  • 1 Kathy Griffiths // Jun 21, 2010 at 3:59 am

    I’ve never heard of this vine before… I’ll have to give it a try. It looks so lush and green. I’m always for a aggressive vine for my garden.

  • 2 Wade Griffiths // Jun 23, 2010 at 3:42 am

    Thank you for the insight on this vine. We have had quite a bit of trouble in the past with a few varieties of vines. Can’t seem to get them to really take off. We have either lost them during the winter or they grow without blooming. We’ve tried honeysuckle and trumpet vine both without much success. We’ve been looking for an alternative. Thanks for the idea.

  • 3 Sheila // Jun 24, 2010 at 12:48 am

    We have had big success with this vine. You might also try a self pollenating Kiwi vine. Both of these are very easy care.

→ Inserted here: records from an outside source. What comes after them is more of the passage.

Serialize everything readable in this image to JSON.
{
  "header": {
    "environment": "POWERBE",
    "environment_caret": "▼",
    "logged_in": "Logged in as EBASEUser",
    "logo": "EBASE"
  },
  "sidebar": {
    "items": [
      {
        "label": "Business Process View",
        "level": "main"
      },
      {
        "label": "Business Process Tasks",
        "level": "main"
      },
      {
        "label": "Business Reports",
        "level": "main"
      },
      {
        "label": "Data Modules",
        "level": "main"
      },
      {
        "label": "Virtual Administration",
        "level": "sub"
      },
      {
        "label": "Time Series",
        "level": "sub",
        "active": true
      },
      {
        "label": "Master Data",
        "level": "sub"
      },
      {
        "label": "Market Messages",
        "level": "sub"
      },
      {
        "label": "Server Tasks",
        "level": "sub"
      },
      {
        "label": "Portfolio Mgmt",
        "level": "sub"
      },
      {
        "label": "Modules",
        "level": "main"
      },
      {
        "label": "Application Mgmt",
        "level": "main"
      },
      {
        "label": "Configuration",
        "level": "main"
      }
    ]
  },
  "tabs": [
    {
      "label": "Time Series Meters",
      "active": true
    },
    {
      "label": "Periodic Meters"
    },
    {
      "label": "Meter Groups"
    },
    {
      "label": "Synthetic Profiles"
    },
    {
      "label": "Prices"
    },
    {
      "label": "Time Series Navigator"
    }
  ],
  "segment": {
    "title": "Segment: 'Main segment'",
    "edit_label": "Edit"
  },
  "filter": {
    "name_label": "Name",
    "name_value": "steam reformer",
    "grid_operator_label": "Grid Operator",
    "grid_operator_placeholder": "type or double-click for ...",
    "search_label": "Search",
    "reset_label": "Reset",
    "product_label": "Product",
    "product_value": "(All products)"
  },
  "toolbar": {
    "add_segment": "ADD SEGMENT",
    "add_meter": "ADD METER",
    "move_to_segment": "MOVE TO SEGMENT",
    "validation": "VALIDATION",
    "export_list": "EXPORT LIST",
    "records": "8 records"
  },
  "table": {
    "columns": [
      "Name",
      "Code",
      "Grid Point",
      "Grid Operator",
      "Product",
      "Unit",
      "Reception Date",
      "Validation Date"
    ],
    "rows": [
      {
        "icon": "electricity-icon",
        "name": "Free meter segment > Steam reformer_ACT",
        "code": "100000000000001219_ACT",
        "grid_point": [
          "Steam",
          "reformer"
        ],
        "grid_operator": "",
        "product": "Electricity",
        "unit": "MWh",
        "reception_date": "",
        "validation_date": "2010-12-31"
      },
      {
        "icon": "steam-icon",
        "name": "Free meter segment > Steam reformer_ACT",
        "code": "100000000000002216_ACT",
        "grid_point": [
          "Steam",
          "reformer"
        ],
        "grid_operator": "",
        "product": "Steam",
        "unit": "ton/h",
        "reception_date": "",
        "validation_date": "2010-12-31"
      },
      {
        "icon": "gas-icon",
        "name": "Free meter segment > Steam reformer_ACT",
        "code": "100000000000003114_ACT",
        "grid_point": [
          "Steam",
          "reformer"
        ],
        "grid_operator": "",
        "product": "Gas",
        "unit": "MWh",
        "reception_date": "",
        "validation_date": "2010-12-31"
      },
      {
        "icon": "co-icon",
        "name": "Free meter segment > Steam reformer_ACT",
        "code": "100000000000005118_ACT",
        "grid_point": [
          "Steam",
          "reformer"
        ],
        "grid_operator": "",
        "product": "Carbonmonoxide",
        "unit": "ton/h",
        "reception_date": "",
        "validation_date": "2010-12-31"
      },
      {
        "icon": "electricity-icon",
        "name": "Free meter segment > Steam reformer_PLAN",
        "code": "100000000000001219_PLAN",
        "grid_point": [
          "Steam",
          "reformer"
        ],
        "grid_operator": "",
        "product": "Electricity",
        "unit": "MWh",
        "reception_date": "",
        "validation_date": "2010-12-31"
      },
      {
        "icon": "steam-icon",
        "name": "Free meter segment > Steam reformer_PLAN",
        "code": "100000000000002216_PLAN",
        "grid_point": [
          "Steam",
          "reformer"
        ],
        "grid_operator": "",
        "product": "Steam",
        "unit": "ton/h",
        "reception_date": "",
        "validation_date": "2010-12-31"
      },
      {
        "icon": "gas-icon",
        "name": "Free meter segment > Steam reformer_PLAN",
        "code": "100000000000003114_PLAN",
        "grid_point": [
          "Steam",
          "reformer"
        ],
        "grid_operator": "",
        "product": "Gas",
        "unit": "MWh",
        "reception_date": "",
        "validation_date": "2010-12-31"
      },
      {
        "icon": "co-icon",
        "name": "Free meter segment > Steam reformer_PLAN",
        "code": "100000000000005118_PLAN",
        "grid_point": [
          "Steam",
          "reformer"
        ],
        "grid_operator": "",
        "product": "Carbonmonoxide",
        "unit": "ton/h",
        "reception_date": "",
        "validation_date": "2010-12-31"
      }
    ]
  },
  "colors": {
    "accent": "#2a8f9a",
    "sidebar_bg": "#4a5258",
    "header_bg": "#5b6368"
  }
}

    I have found that some things just don’t like my yard and other thing flourish..don’t know why.